Both Ted Cruz and Bernie Sanders notched wins over their party’s respective front-runners as they aim to close the delegate lead and push for a contested convention.
Ted Cruz hopes support from Scott Walker and the state’s influential talk radio contingent can help him topple Trump. Meanwhile, Bernie Sanders hopes the state’s progressive bent bends for him.
In the first Republican debate last August, Donald Trump would not promise to support his party’s eventual nominee. In September he signed a pledge to do so. Tuesday night, he reversed himself again.
The 2012 GOP nominee says he’s voting for the Texas senator in Tuesday’s Utah GOP caucuses, hoping to force an open convention as a way of stopping Trump from getting the Republican nomination.
The Democrat eked out a slim victory of just 1,531 votes over Vermont Sen. Bernie Sanders, who said he wouldn’t ask for a recount in the state’s primary.
Bernie Sanders needs to make a habit of winning, and by wider margins than in Michigan. Still, however steep the climb may appear, this Tuesday made it harder than ever to count the Vermonter out.
Republicans opposed to Donald Trump are running out of time and options to stop him from being their nominee. Many are now talking about their last, best chance being at the convention.
The former Florida governor, a son and brother of presidents, raised enormous amounts of money and spent more on TV ads than any other candidate, but he couldn’t overcome a change-hungry electorate.
Donald Trump had led Palmetto State polls. Ted Cruz and Marco Rubio are battling for second place.

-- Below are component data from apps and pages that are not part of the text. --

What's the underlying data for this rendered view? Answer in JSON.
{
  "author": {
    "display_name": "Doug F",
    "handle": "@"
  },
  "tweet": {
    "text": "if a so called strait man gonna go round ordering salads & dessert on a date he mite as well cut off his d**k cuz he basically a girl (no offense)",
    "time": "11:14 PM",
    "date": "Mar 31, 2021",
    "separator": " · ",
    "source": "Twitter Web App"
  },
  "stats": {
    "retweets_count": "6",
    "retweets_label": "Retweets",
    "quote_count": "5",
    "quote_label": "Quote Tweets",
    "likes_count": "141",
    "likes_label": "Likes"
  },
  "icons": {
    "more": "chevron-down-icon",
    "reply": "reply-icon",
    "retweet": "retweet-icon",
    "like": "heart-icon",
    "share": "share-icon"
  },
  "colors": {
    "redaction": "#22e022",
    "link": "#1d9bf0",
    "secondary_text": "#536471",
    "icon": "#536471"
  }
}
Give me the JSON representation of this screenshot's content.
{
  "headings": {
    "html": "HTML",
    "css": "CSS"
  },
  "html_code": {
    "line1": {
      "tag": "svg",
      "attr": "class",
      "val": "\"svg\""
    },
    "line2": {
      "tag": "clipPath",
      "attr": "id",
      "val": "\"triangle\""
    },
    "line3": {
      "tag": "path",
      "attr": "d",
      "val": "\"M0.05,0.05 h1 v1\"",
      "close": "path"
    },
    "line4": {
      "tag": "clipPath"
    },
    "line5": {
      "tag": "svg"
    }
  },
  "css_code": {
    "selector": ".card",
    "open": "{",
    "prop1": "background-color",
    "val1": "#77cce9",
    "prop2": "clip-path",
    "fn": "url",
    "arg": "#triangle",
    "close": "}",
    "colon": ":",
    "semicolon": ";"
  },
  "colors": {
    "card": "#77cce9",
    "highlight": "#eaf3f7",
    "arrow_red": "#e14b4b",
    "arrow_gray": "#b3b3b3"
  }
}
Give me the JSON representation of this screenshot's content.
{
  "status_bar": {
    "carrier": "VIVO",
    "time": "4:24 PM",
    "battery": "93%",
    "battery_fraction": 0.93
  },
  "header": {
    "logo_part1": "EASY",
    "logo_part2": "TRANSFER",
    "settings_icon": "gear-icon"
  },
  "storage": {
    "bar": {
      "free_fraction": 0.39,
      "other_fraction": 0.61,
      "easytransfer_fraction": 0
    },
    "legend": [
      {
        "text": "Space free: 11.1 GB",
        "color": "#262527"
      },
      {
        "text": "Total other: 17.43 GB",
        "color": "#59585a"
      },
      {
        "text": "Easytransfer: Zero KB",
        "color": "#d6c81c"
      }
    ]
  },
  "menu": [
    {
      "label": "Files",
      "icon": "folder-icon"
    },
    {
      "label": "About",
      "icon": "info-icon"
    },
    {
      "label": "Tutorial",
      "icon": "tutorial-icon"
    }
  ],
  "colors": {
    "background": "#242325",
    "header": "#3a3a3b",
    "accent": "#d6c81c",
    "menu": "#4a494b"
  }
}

Entrance polls suggest Clinton was buoyed by women, older voters, and nonwhite voters.